Hello and welcome to my 10th blog for FoodSmartphone project! Greetings from warm and sunny Stellenbosch, South Africa! However, at this moment when I write this blog it is pouring rain here, good timing to start writing blogs 😊. So, what do I do in South Africa? I came for one of the biggest conferences in polymer science to share my research on antifouling bioactive coatings and learn about new things in this field. It is one of one-time perks and a sort of reward for long working hours. It is a possibility to go to faraway places (preferentially warm 😊) to exchange knowledge and ideas with other fellow scientists.
You might say: polymers and FoodSmartphone do not really combine. So, let me explain what was my first task in FoodSmartphone project. My first milestone in this project was to create antifouling coatings. It is a coating, that resist non-specific adsorption of proteins. Why this is a problem? Those non-specifically adsorbed proteins affect the sensitivity of biosensors and reduce the possibility to find your target molecule. For example: let’s try to find Wally on the picture bellow, you will admit that finding him is rather hard, in the same way other proteins in some complex medium like milk or food extracts or other liquids make it hard for biosensor to find toxins, allergens, pathogens and sometimes create false positive results. Think how many times when you looked for Wally on this picture you thought that you had found him but it was something or someone else. The same struggle faces any biosensor device.

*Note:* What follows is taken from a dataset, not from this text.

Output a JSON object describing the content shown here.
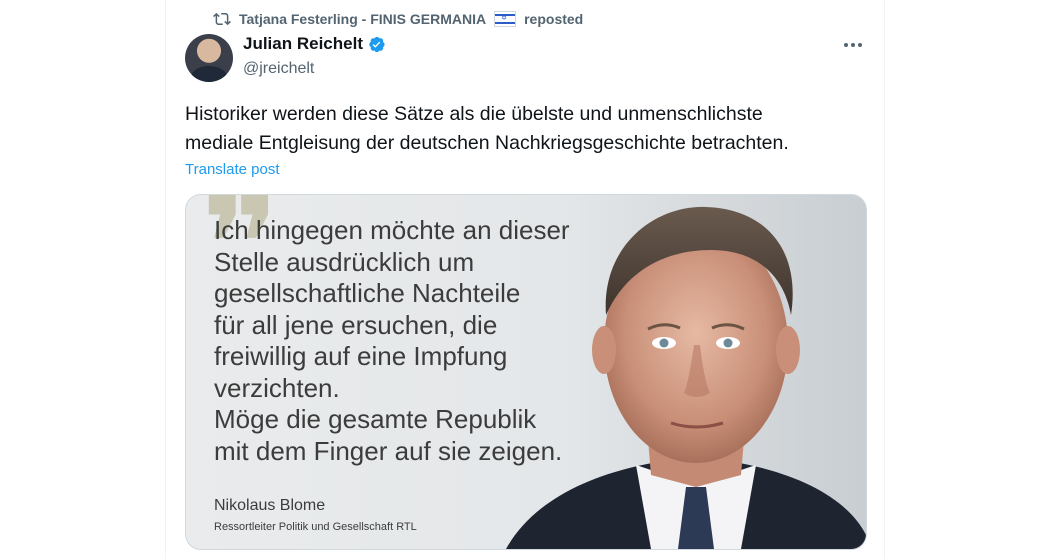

It is much easier to find Wally on the second picture (check out below). My job as a researcher in the FoodSmartphone project is to create coatings on the surface of the biosensor that will allow us to see our Wally clearly, when I say Wally I mean pathogen, allergen or toxins in food. This will allow us to have efficient and reliable biosensor. So how to create those coatings? There are numerous ways how you can make the but the best option to coat surfaces with polymers, not just polymers a polymer brushes. Let me explain one by one: a polymer is a big molecule that consist of many small linked molecules, which we call monomers. Most of things around us are made from polymers, for example plastic chairs and plastic bottles. But also any kind of wood is a cellulose based polymers, the material from which our clothes are made of are polymers, and you can even go as far as to call proteins in our body and nature polymers 😊. OK, then what are polymer brushes? They are also polymers but in case of brush one side of the polymer chain is attached to a surface. We usually grow those polymers like trees from surfaces by adding in control way one monomer after another.

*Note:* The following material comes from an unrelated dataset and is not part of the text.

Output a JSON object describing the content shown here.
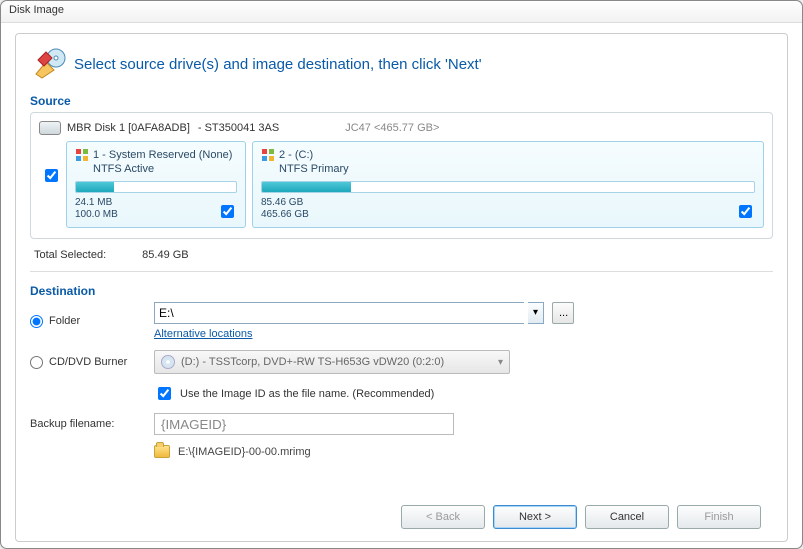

So, my first task was to create those polymer layers. However, we not just created those layers but also adopted a new technique for creating those layers using light and an awesome catalyst. This work of my first year in FoodSmartphone project will soon be published as an open-access article in Advanced Materials Interfaces. Check out my twitter and also follow me 😊 for those updates.
Thank you for reading till the end.

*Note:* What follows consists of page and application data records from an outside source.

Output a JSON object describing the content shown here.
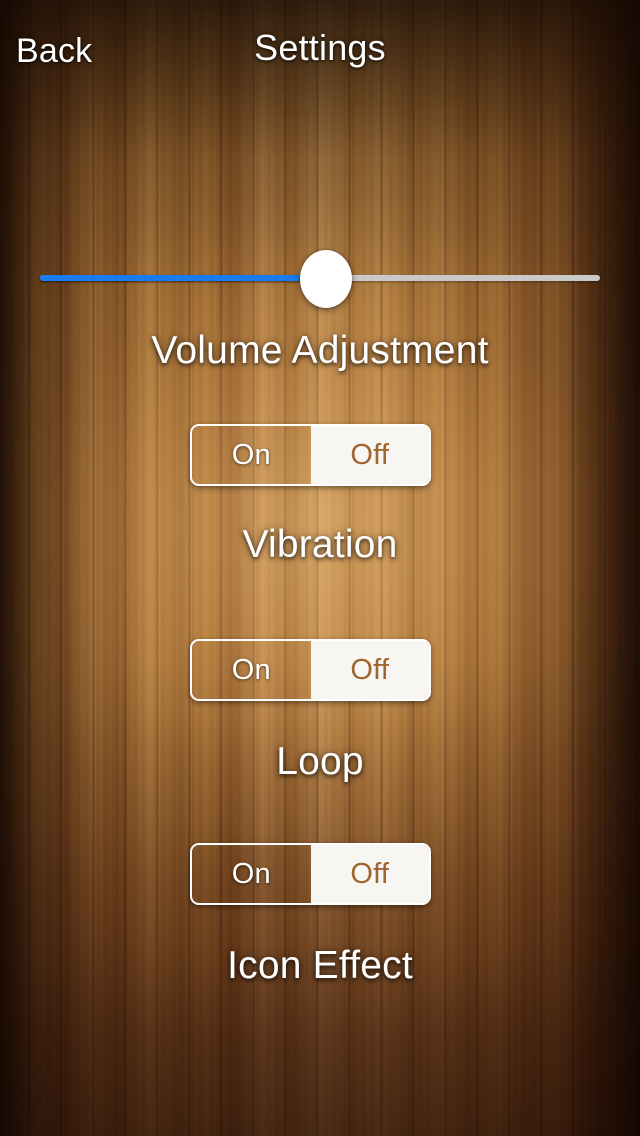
{
  "header": {
    "back_label": "Back",
    "title": "Settings"
  },
  "volume": {
    "label": "Volume Adjustment",
    "value_percent": 51,
    "fill_color": "#1a7cf0",
    "track_color": "#c9c9c9",
    "thumb_color": "#ffffff"
  },
  "settings": [
    {
      "name": "vibration",
      "label": "Vibration",
      "options": [
        "On",
        "Off"
      ],
      "selected": "On"
    },
    {
      "name": "loop",
      "label": "Loop",
      "options": [
        "On",
        "Off"
      ],
      "selected": "On"
    },
    {
      "name": "icon_effect",
      "label": "Icon Effect",
      "options": [
        "On",
        "Off"
      ],
      "selected": "On"
    }
  ],
  "colors": {
    "label_text": "#ffffff",
    "segment_border": "#ffffff",
    "segment_filled_bg": "#f7f6f3",
    "segment_filled_text": "#a0652e",
    "background_wood_light": "#c08f52",
    "background_wood_dark": "#4a2810"
  }
}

The answer to Wally puzzle is below 😊
Special thank you for the awesome idea how to explain antifouling in the simple metaphor of “Where’s Wally?” to my supervisor Dr. Jacob Baggerman 😊
Also, second after credits scene, turtle eating grass at Jan Marais Natural reserve in Stellenbosch South Africa 😊